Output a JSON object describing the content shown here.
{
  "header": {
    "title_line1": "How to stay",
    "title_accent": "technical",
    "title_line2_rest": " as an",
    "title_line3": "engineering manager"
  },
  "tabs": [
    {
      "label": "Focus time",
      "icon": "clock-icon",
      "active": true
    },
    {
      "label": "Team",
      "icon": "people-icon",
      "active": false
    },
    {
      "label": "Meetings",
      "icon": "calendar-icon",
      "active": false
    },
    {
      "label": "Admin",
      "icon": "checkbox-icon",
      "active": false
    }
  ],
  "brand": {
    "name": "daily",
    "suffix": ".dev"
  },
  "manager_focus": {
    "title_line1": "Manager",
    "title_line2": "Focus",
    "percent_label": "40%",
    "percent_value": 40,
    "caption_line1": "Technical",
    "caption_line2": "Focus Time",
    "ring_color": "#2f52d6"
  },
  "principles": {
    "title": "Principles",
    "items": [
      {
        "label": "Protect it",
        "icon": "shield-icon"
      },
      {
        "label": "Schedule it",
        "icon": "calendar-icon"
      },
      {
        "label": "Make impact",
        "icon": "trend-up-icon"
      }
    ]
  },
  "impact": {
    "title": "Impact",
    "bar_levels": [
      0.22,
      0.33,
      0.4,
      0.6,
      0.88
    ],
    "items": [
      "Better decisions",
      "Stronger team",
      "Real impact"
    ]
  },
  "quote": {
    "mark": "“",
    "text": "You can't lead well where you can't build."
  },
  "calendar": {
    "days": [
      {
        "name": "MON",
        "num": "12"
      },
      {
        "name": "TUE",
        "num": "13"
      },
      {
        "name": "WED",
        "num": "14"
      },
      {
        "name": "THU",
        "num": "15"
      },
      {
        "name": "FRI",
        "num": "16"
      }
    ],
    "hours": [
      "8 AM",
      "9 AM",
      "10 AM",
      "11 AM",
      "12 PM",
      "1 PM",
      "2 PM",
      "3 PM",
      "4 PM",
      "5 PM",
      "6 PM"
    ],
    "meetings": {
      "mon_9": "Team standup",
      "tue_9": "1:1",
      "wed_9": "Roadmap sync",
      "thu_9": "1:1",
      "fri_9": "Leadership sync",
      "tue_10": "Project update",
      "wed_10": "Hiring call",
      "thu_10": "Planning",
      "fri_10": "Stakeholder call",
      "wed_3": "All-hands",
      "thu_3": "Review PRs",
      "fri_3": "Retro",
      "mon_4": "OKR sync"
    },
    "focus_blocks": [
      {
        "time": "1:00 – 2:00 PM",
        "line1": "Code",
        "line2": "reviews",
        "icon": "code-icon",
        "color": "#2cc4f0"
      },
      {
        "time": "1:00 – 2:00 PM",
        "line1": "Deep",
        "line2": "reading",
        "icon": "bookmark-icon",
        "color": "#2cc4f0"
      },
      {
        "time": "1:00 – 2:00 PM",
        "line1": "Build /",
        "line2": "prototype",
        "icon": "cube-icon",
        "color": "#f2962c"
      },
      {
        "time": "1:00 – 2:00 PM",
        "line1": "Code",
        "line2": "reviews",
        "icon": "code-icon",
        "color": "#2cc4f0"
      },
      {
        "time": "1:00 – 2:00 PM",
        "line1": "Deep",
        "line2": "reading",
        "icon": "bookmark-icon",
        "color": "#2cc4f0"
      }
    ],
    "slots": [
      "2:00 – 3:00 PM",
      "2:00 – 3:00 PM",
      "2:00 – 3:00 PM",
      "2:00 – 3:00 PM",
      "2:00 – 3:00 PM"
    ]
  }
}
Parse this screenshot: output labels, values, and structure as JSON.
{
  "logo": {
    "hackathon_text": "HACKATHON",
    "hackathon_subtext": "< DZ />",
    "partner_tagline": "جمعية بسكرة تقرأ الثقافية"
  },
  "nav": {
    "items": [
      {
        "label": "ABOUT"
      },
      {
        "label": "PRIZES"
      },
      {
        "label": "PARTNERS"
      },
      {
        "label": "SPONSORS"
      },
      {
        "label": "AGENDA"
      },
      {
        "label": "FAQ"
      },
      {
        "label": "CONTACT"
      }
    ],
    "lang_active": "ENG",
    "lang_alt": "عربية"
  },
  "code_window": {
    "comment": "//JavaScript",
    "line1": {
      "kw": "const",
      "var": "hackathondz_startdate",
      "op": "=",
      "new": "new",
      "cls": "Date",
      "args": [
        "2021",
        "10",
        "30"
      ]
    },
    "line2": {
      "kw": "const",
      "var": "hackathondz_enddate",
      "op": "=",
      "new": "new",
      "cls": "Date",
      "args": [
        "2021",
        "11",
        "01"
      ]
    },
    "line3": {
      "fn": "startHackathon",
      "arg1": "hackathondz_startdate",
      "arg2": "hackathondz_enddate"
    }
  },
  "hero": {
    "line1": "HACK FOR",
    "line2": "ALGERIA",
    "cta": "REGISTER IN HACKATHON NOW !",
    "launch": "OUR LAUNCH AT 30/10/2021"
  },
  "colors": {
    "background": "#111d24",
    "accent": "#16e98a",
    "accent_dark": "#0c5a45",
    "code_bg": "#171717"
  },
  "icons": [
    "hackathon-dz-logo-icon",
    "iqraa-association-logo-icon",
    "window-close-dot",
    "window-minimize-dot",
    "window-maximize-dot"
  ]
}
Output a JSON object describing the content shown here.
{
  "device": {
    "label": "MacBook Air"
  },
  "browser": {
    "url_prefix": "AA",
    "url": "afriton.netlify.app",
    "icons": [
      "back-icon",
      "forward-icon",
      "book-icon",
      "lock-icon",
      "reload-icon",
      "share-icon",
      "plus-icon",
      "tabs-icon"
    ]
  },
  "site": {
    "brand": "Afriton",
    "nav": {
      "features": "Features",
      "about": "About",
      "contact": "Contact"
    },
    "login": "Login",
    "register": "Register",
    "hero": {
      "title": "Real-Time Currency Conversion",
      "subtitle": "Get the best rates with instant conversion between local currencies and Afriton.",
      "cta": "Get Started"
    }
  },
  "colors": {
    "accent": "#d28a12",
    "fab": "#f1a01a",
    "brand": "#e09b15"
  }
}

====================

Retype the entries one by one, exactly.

### Response
Output a JSON object describing the content shown here.
{
  "header": {
    "title_line1": "How to stay",
    "title_accent": "technical",
    "title_line2_rest": " as an",
    "title_line3": "engineering manager"
  },
  "tabs": [
    {
      "label": "Focus time",
      "icon": "clock-icon",
      "active": true
    },
    {
      "label": "Team",
      "icon": "people-icon",
      "active": false
    },
    {
      "label": "Meetings",
      "icon": "calendar-icon",
      "active": false
    },
    {
      "label": "Admin",
      "icon": "checkbox-icon",
      "active": false
    }
  ],
  "brand": {
    "name": "daily",
    "suffix": ".dev"
  },
  "manager_focus": {
    "title_line1": "Manager",
    "title_line2": "Focus",
    "percent_label": "40%",
    "percent_value": 40,
    "caption_line1": "Technical",
    "caption_line2": "Focus Time",
    "ring_color": "#2f52d6"
  },
  "principles": {
    "title": "Principles",
    "items": [
      {
        "label": "Protect it",
        "icon": "shield-icon"
      },
      {
        "label": "Schedule it",
        "icon": "calendar-icon"
      },
      {
        "label": "Make impact",
        "icon": "trend-up-icon"
      }
    ]
  },
  "impact": {
    "title": "Impact",
    "bar_levels": [
      0.22,
      0.33,
      0.4,
      0.6,
      0.88
    ],
    "items": [
      "Better decisions",
      "Stronger team",
      "Real impact"
    ]
  },
  "quote": {
    "mark": "“",
    "text": "You can't lead well where you can't build."
  },
  "calendar": {
    "days": [
      {
        "name": "MON",
        "num": "12"
      },
      {
        "name": "TUE",
        "num": "13"
      },
      {
        "name": "WED",
        "num": "14"
      },
      {
        "name": "THU",
        "num": "15"
      },
      {
        "name": "FRI",
        "num": "16"
      }
    ],
    "hours": [
      "8 AM",
      "9 AM",
      "10 AM",
      "11 AM",
      "12 PM",
      "1 PM",
      "2 PM",
      "3 PM",
      "4 PM",
      "5 PM",
      "6 PM"
    ],
    "meetings": {
      "mon_9": "Team standup",
      "tue_9": "1:1",
      "wed_9": "Roadmap sync",
      "thu_9": "1:1",
      "fri_9": "Leadership sync",
      "tue_10": "Project update",
      "wed_10": "Hiring call",
      "thu_10": "Planning",
      "fri_10": "Stakeholder call",
      "wed_3": "All-hands",
      "thu_3": "Review PRs",
      "fri_3": "Retro",
      "mon_4": "OKR sync"
    },
    "focus_blocks": [
      {
        "time": "1:00 – 2:00 PM",
        "line1": "Code",
        "line2": "reviews",
        "icon": "code-icon",
        "color": "#2cc4f0"
      },
      {
        "time": "1:00 – 2:00 PM",
        "line1": "Deep",
        "line2": "reading",
        "icon": "bookmark-icon",
        "color": "#2cc4f0"
      },
      {
        "time": "1:00 – 2:00 PM",
        "line1": "Build /",
        "line2": "prototype",
        "icon": "cube-icon",
        "color": "#f2962c"
      },
      {
        "time": "1:00 – 2:00 PM",
        "line1": "Code",
        "line2": "reviews",
        "icon": "code-icon",
        "color": "#2cc4f0"
      },
      {
        "time": "1:00 – 2:00 PM",
        "line1": "Deep",
        "line2": "reading",
        "icon": "bookmark-icon",
        "color": "#2cc4f0"
      }
    ],
    "slots": [
      "2:00 – 3:00 PM",
      "2:00 – 3:00 PM",
      "2:00 – 3:00 PM",
      "2:00 – 3:00 PM",
      "2:00 – 3:00 PM"
    ]
  }
}
Parse this screenshot: output labels, values, and structure as JSON.
{
  "logo": {
    "hackathon_text": "HACKATHON",
    "hackathon_subtext": "< DZ />",
    "partner_tagline": "جمعية بسكرة تقرأ الثقافية"
  },
  "nav": {
    "items": [
      {
        "label": "ABOUT"
      },
      {
        "label": "PRIZES"
      },
      {
        "label": "PARTNERS"
      },
      {
        "label": "SPONSORS"
      },
      {
        "label": "AGENDA"
      },
      {
        "label": "FAQ"
      },
      {
        "label": "CONTACT"
      }
    ],
    "lang_active": "ENG",
    "lang_alt": "عربية"
  },
  "code_window": {
    "comment": "//JavaScript",
    "line1": {
      "kw": "const",
      "var": "hackathondz_startdate",
      "op": "=",
      "new": "new",
      "cls": "Date",
      "args": [
        "2021",
        "10",
        "30"
      ]
    },
    "line2": {
      "kw": "const",
      "var": "hackathondz_enddate",
      "op": "=",
      "new": "new",
      "cls": "Date",
      "args": [
        "2021",
        "11",
        "01"
      ]
    },
    "line3": {
      "fn": "startHackathon",
      "arg1": "hackathondz_startdate",
      "arg2": "hackathondz_enddate"
    }
  },
  "hero": {
    "line1": "HACK FOR",
    "line2": "ALGERIA",
    "cta": "REGISTER IN HACKATHON NOW !",
    "launch": "OUR LAUNCH AT 30/10/2021"
  },
  "colors": {
    "background": "#111d24",
    "accent": "#16e98a",
    "accent_dark": "#0c5a45",
    "code_bg": "#171717"
  },
  "icons": [
    "hackathon-dz-logo-icon",
    "iqraa-association-logo-icon",
    "window-close-dot",
    "window-minimize-dot",
    "window-maximize-dot"
  ]
}
Output a JSON object describing the content shown here.
{
  "device": {
    "label": "MacBook Air"
  },
  "browser": {
    "url_prefix": "AA",
    "url": "afriton.netlify.app",
    "icons": [
      "back-icon",
      "forward-icon",
      "book-icon",
      "lock-icon",
      "reload-icon",
      "share-icon",
      "plus-icon",
      "tabs-icon"
    ]
  },
  "site": {
    "brand": "Afriton",
    "nav": {
      "features": "Features",
      "about": "About",
      "contact": "Contact"
    },
    "login": "Login",
    "register": "Register",
    "hero": {
      "title": "Real-Time Currency Conversion",
      "subtitle": "Get the best rates with instant conversion between local currencies and Afriton.",
      "cta": "Get Started"
    }
  },
  "colors": {
    "accent": "#d28a12",
    "fab": "#f1a01a",
    "brand": "#e09b15"
  }
}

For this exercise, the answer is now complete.